Your task is to copy each line of the listing that contains the word "this".
(Extracted data begins)
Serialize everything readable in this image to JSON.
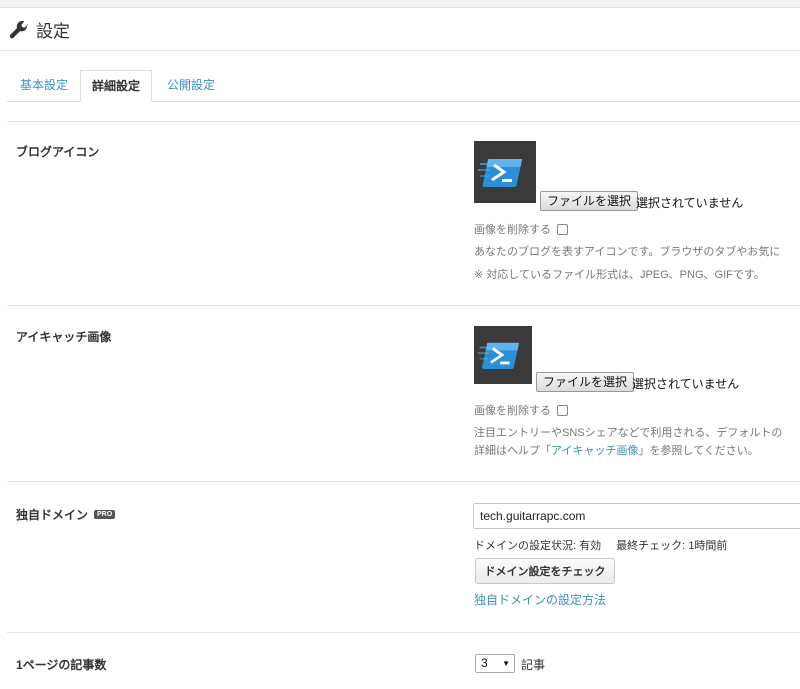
{
  "header": {
    "title": "設定",
    "icon": "wrench-icon"
  },
  "tabs": [
    {
      "label": "基本設定",
      "active": false
    },
    {
      "label": "詳細設定",
      "active": true
    },
    {
      "label": "公開設定",
      "active": false
    }
  ],
  "blog_icon": {
    "label": "ブログアイコン",
    "file_button": "ファイルを選択",
    "file_status": "選択されていません",
    "delete_label": "画像を削除する",
    "delete_checked": false,
    "help1": "あなたのブログを表すアイコンです。ブラウザのタブやお気に",
    "help2": "※ 対応しているファイル形式は、JPEG、PNG、GIFです。"
  },
  "eyecatch": {
    "label": "アイキャッチ画像",
    "file_button": "ファイルを選択",
    "file_status": "選択されていません",
    "delete_label": "画像を削除する",
    "delete_checked": false,
    "help1": "注目エントリーやSNSシェアなどで利用される、デフォルトの",
    "help2_prefix": "詳細はヘルプ「",
    "help2_link": "アイキャッチ画像",
    "help2_suffix": "」を参照してください。"
  },
  "domain": {
    "label": "独自ドメイン",
    "badge": "PRO",
    "value": "tech.guitarrapc.com",
    "status_label": "ドメインの設定状況:",
    "status_value": "有効",
    "last_check_label": "最終チェック:",
    "last_check_value": "1時間前",
    "check_button": "ドメイン設定をチェック",
    "help_link": "独自ドメインの設定方法"
  },
  "per_page": {
    "label": "1ページの記事数",
    "selected": "3",
    "unit": "記事"
  },
  "colors": {
    "link": "#3a8fc9",
    "icon_bg": "#3a3a3a",
    "icon_blue": "#2a8fd6"
  }
}
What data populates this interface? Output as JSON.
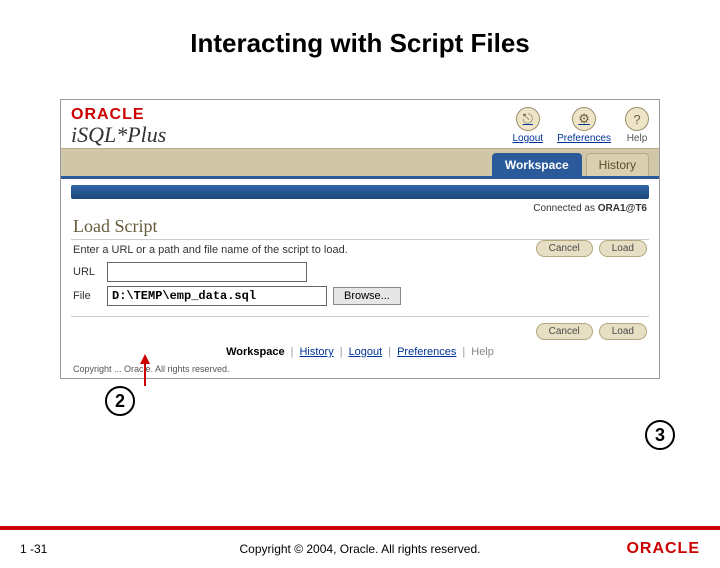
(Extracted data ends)
■ **Answer for the task**:
Serialize everything readable in this image to JSON.
What data populates this interface? Output as JSON.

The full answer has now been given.